As is becoming a tradition for the Leafs, Mike Babcock, Kyle Dubas, and Brenden Shanahan made the most out the World Hockey Championship after their playoffs ended. But forget Ilya Mikheyev, it’s Teemu Kivihalme who could make a statement out of training camp.
Jake Gardiner will be priced out of Toronto, Nikita Zaitsev has requested a trade, Travis Dermott will miss the start of the season with a shoulder injury. The Leafs have holes to fill on the back end, and with their elite D prospects still not ready, it’s time to lean on an unproven commodity.
That commodity is Teemu Kivihalme, the former Nashville Predators fifth-round selection in the 2013 NHL draft. The Finnish defenseman returned to Finland after playing in the NCAA for three seasons with Colorado College.
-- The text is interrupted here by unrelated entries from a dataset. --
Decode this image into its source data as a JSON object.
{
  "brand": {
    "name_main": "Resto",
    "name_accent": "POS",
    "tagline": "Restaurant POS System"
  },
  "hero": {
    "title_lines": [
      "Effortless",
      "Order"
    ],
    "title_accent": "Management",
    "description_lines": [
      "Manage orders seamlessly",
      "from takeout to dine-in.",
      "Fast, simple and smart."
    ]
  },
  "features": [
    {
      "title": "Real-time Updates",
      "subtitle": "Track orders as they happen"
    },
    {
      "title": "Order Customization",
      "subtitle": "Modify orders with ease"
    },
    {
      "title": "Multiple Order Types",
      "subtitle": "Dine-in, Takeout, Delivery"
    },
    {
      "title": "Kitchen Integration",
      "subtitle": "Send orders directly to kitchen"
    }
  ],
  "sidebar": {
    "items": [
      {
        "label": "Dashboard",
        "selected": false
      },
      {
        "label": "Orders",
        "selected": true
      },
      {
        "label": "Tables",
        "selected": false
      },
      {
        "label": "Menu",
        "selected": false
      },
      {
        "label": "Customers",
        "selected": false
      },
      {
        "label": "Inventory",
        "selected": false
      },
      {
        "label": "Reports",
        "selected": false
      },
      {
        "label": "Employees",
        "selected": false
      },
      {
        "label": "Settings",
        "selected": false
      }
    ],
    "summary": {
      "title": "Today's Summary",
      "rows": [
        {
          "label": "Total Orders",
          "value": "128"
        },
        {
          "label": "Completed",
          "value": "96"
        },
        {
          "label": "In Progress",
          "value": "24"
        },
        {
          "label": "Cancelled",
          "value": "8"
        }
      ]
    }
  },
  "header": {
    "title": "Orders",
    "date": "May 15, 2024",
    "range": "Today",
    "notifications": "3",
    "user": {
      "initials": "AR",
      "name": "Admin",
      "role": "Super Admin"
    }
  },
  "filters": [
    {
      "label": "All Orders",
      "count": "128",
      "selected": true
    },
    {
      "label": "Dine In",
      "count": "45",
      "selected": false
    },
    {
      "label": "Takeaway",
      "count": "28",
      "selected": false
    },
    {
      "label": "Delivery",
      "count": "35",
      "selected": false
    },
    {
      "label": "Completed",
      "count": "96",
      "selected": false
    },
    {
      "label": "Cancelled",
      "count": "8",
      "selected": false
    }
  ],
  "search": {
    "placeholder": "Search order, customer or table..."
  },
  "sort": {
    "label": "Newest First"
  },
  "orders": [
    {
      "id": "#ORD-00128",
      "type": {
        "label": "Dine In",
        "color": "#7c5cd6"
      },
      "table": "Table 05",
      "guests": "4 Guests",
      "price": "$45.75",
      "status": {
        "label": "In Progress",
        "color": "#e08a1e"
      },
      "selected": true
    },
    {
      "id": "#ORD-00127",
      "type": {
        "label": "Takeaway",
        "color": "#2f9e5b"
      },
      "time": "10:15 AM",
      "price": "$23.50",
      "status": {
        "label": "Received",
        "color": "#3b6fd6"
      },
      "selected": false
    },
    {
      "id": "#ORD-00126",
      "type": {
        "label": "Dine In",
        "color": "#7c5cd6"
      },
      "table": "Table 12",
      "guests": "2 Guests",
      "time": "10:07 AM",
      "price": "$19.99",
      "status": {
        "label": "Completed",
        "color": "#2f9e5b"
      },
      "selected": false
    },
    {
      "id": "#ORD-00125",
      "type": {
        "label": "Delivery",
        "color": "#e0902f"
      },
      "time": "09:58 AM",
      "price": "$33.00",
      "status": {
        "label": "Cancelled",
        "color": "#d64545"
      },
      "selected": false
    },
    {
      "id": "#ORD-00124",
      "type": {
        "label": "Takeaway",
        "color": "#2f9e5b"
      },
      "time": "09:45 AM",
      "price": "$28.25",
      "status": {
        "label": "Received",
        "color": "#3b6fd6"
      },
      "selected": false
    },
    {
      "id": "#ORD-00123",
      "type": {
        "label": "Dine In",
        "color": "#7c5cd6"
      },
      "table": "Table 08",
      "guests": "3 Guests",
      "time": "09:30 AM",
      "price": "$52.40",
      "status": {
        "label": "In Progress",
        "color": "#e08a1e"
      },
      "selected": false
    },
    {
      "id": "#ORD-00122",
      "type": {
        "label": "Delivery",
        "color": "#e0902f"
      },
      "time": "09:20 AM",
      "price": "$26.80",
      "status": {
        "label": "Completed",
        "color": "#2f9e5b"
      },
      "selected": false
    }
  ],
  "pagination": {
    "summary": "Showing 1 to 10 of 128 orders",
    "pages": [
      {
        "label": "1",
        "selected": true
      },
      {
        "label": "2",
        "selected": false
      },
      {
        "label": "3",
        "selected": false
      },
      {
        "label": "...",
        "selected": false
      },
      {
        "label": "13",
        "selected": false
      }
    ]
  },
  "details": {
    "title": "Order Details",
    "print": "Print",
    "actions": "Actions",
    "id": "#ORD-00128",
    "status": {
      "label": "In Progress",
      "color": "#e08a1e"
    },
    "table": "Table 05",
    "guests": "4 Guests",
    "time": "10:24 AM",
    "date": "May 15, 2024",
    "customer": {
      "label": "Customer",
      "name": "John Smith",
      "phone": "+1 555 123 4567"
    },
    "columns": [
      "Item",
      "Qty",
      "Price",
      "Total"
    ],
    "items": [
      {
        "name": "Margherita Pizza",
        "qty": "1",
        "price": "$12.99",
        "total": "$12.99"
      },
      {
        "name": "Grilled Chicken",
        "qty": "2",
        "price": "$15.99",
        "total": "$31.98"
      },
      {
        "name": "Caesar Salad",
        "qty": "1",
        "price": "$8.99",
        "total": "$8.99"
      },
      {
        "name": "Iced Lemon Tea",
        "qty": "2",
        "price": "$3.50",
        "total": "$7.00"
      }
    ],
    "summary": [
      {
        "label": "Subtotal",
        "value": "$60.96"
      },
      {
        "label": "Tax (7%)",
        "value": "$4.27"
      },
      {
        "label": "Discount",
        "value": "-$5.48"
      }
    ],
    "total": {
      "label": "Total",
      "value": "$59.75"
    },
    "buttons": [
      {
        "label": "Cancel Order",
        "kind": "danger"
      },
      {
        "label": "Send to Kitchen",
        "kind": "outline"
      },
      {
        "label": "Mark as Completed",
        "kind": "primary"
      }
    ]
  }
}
At 6′ tall, 200 lbs, Kivihalme doesn’t check the box for a towering defender like a Roman Polak, but he also breaks the Leafs stereotype of an undersized skill player, too. Scouting reports suggest he is an offensive defenseman that gains a defensive edge with his tenacity and willingness to mix it up with any size of opposing player.
Statistically, Kivihalme is going to chip in on the scoresheet if given the opportunity. He consistently scored in college with 11, 15, and 10 points across his seasons with Colorado, and bumped this up to 20 and 30 points in his two season with Karpat of the Finnish Elite League. If you’re a believer in +/- as I am Kivihalme turned around his rating from his college minuses to +16 and +26 ratings over his last two seasons.
How will he fit in?
He’s a left shot defenseman which puts him behind Morgan Rielly, Jake Muzzin, and Calle Rosen who are all seemingly locks to make the team. However, Mike Babcock proved last season that he is more than willing to play rotations on the back end (shown through the Gardiner/Dermott absences last season).
In this time he also proved he’ll play defenders off their natural side, outside of Rielly. The should-be Norris Trophy defenseman needs a dynamic defender who prioritizes defense first, Muzzin needs a stay at home defenseman, and Rosen can play both sides of the puck, although his offensive upside does look tantalizing. So this really only leaves him as a bottom-two player.
If Kivihalme is going to crack the line up out of training camp, he’s going to need to prove that he is defensively sound and show that he will prioritize defending first. It’s a development the 24-year-old will need to take in stride, however, if he’s motivated to make it in the NHL and contribute to an exciting team like the Leafs, he’ll adjust.
I think he’ll start the season as the seventh defenseman who will timeshare with Calle Rosen or even pair with him on his off side. If he impresses in preseason and training camp the Leafs could save themselves cap space and assets in their search to solidify their back end.